» **What is being asked**:
Here are some records; copy every line that holds the word "label".

» **Dataset entries**:
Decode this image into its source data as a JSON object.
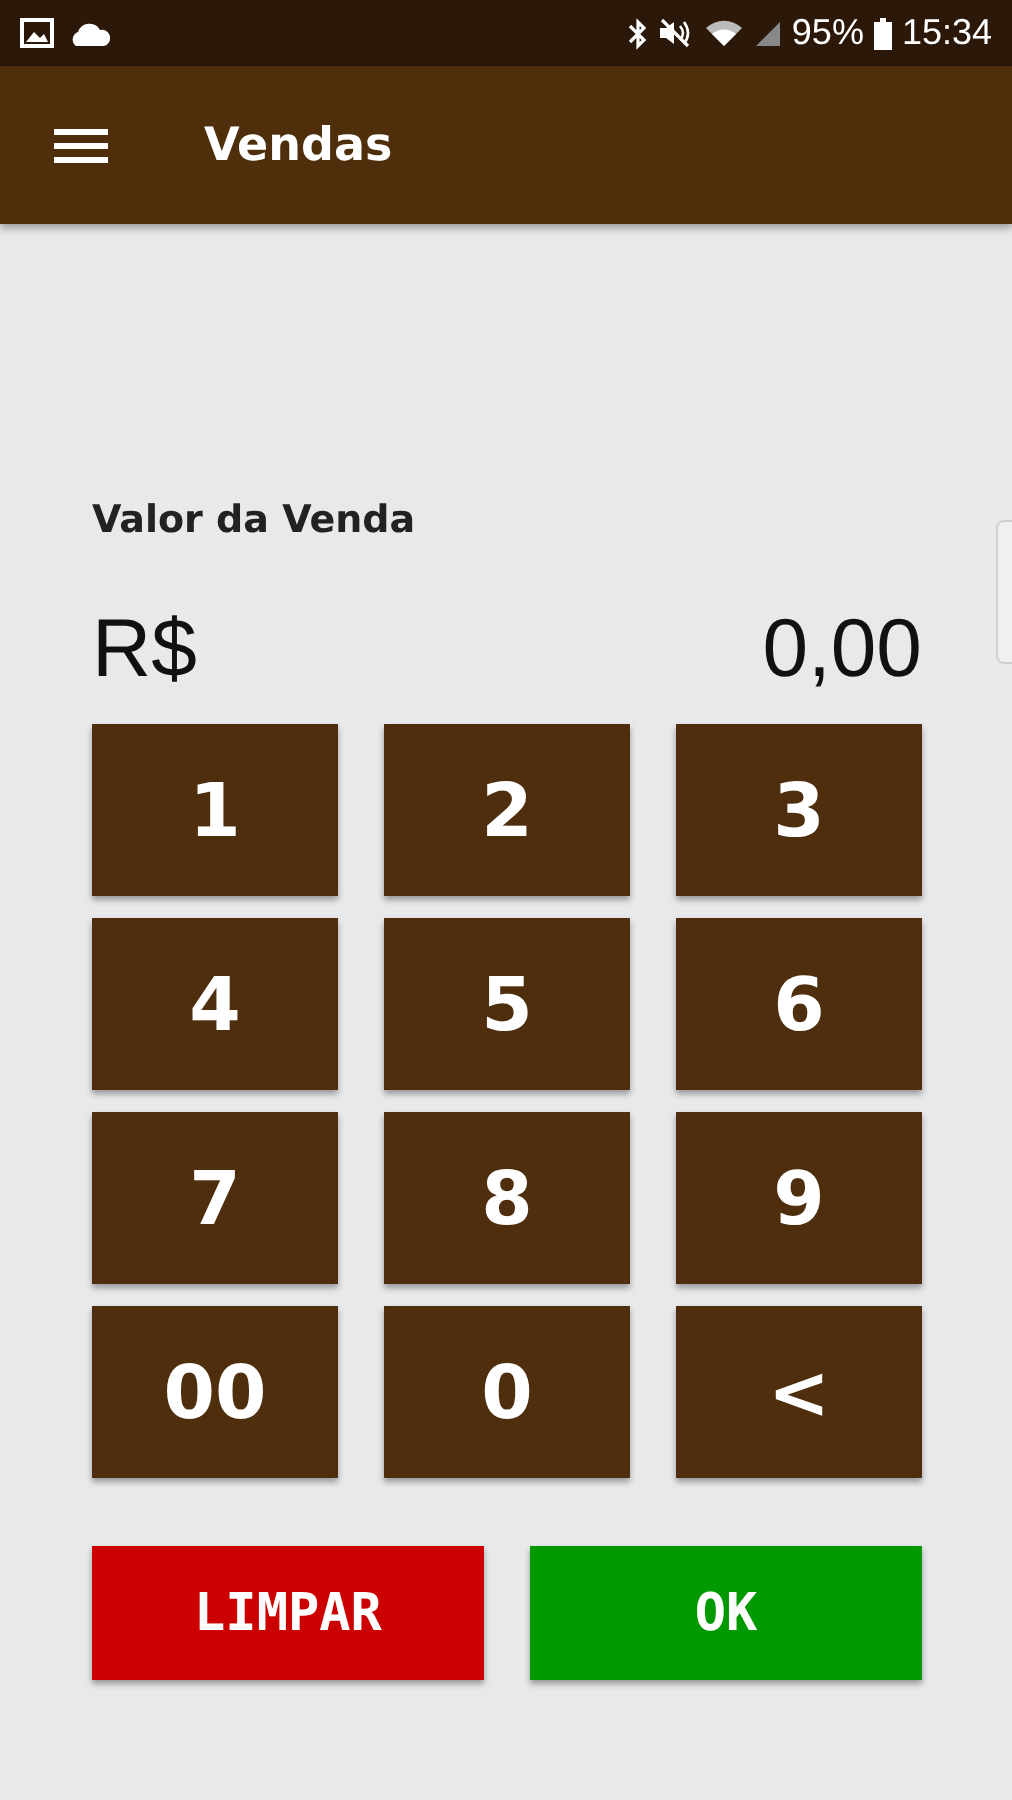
{
  "status_bar": {
    "battery": "95%",
    "time": "15:34"
  },
  "app_bar": {
    "title": "Vendas"
  },
  "sale": {
    "label": "Valor da Venda",
    "currency": "R$",
    "amount": "0,00"
  },
  "keypad": [
    "1",
    "2",
    "3",
    "4",
    "5",
    "6",
    "7",
    "8",
    "9",
    "00",
    "0",
    "<"
  ],
  "actions": [
    {
      "label": "LIMPAR",
      "kind": "clear"
    },
    {
      "label": "OK",
      "kind": "confirm"
    }
  ]
}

» **Completed exercise**:
    "label": "Valor da Venda",
      "label": "LIMPAR",
      "label": "OK",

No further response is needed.